HALT stands for never get too Hungry, Angry, Lonely, or Tired.
The media coverage granted to trans folks now doesn’t reflect true visibility. Our stories will be obscured until transgender individuals are trusted to represent ourselves.
Lighting candles, burning sage, going to therapy, accessing medication, praying, giving offerings to the ancestors have all been ways that I heal at the intersections of my beautifully complex existence.
I am doing my best to prioritize self-care. I am redirecting anger into providing information on Puerto Rico’s colonial status; however I cannot dissociate from the heartache. No action can eliminate the exhaustion and the sorrow.
Intersectional spaces are invaluable for creating a truly humanistic view of people whose voices and stories are often marginalized, distorted, or entirely erased.
When our experiences and identities are erased from history, from our lineages, from our traditional systems of community, we can only see ourselves through the negative lenses that remain.
every villain is often a caricature of marginalised identities, and every hero is a glorified image of the world that wants to destroy me and those I love.
The “to do” list implies that each 24 hours is an uphill battle.The “done list” says that I’m conquering the day one step at a time.

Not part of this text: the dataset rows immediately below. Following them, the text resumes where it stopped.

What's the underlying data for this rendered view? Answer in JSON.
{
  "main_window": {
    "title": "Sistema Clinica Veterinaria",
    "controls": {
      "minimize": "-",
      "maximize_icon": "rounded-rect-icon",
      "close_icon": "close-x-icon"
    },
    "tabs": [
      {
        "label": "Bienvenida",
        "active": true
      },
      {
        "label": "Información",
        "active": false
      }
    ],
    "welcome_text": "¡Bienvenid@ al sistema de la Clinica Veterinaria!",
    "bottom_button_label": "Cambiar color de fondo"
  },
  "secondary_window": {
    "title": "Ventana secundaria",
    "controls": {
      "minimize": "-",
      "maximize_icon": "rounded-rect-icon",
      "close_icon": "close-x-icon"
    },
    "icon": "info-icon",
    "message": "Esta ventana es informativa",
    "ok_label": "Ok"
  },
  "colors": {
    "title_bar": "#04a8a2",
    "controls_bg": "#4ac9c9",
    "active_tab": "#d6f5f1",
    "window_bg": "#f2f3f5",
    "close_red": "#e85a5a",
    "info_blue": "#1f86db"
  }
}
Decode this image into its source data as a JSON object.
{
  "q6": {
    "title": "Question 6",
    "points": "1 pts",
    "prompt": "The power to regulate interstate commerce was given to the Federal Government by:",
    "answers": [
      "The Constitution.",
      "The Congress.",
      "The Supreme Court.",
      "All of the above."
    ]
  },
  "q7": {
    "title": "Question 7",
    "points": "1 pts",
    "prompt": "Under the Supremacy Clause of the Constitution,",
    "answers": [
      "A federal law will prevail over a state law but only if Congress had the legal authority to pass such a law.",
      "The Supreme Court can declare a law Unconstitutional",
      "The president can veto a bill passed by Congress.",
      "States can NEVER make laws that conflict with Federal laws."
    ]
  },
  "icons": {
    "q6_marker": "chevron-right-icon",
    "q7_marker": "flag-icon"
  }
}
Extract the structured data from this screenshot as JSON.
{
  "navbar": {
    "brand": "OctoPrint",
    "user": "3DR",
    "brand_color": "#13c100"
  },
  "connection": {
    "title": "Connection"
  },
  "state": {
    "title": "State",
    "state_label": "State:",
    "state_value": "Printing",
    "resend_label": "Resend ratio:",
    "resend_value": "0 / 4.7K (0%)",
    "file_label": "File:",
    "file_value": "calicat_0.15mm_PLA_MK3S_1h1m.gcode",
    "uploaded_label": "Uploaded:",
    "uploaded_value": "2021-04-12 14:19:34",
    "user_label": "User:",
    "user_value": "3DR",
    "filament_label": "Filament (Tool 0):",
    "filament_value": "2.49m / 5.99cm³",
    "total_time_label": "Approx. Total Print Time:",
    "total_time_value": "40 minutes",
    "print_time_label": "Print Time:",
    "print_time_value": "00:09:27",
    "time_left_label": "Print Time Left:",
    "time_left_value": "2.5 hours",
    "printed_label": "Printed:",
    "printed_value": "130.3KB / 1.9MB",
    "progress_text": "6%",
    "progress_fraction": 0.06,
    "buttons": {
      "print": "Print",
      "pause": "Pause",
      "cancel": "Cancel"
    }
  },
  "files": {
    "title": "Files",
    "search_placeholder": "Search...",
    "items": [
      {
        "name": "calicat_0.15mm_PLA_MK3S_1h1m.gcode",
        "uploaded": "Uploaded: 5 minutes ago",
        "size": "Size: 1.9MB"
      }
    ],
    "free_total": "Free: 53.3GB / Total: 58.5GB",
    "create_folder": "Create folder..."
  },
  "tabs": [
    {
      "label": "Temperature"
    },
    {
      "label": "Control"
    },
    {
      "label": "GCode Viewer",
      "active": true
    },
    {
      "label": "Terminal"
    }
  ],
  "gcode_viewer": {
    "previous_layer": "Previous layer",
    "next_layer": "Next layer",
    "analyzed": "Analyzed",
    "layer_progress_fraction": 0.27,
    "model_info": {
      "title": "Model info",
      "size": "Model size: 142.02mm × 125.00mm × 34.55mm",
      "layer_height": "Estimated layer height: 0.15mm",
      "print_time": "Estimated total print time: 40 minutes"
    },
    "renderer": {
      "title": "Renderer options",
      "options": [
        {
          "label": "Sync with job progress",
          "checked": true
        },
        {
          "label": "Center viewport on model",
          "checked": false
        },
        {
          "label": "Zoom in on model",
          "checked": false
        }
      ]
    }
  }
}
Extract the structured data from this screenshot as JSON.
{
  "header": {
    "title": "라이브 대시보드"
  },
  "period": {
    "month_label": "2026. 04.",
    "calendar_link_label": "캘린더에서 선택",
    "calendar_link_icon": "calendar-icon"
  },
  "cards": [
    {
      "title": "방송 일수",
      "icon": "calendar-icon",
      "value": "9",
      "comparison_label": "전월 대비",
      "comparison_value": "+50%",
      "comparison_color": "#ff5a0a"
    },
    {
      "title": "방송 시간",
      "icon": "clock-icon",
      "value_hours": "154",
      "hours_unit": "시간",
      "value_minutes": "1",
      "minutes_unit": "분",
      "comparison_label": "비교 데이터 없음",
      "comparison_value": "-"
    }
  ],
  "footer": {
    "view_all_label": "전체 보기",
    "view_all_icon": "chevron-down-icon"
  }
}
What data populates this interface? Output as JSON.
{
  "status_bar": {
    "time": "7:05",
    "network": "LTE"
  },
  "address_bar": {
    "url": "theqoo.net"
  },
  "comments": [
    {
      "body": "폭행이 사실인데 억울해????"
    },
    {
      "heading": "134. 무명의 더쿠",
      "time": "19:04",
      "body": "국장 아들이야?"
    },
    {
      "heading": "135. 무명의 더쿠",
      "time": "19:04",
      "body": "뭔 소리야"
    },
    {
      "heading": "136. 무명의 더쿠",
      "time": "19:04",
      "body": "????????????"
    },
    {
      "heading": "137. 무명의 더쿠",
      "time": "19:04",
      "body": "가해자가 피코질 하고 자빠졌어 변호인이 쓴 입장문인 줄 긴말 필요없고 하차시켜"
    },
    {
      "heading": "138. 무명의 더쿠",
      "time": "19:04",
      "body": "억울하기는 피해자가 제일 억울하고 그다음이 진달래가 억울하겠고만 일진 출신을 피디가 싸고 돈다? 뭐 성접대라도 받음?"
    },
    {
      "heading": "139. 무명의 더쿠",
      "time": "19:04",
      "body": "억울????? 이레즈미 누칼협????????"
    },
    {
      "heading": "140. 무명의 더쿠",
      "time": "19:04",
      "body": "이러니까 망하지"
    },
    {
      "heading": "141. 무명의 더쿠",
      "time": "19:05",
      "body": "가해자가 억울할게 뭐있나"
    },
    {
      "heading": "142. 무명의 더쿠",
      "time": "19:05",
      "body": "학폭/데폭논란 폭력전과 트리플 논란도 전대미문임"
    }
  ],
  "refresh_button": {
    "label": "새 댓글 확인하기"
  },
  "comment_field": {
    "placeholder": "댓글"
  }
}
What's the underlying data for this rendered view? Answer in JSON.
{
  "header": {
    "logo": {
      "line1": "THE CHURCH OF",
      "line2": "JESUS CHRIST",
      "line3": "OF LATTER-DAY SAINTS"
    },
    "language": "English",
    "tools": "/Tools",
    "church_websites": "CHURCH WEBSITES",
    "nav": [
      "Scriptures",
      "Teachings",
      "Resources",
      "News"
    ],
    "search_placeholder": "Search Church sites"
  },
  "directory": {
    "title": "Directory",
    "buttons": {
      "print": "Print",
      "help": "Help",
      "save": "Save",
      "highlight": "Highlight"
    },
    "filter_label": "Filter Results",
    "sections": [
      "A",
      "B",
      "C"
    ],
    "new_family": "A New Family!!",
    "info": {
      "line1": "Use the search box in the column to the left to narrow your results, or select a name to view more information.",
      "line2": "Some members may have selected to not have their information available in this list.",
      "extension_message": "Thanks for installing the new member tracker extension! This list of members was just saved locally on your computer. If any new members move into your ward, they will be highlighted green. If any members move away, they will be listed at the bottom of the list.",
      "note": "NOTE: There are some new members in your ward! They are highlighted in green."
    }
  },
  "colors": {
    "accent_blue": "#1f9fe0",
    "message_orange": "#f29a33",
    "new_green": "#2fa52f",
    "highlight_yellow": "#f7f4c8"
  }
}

Thoughts of suicide come when we run out of options. The more we’re oppressed, the less power we have, which means thoughts of ending our lives might come up a lot. Here are resources and strategies to help you keep fighting for your life without compromising your agency.
The health of our societies depends on the community's ability to hold its members accountable in a way that makes space for each other's individual, predisposed fallibility and capacity for personal growth.
When we heal, we are able to be more to each other and ourselves. And not in that way where it eventually makes us good productive workers. We become more invested in ourselves, and we have more of ourselves to utilize in the ways that bring joy for everyone, including us.
In order to harm ourselves less and care more, we need to look at our relationship with the world around us. The problem isn’t how we’re hurting ourselves, but that we’re hurting ourselves at all.
Becoming sober has allowed me to discover who I really am and has allowed me to fall in love with myself. I still battle with thoughts of drinking because I live at home with my dad, but I know that putting my life in jeopardy and hurting my loved ones is not a risk I'm willing to take.
Ask them what they can offer you besides coping skills, and remember that you’re worth it.
Though my relationship with a man hides my queerness in a sort of closet, I'm a black queer woman, and I want to support others more at risk in the queer community. Here are five ways I help.
We, fat black queer women are viewed as the symbol of desire that is chaotic. Expected to be the backbone of each community without being viewed as the celebrated prototype of any given community.
Whether you have a little privilege or a lot, it’s easy to feel helpless when considering the scope of systemic oppression. Growth is always possible, so once we accept the need to change, the only question is how.
I felt something stir up inside me when I was around my Native brothers and sisters. What awoke inside was how much I’ve been running away from myself.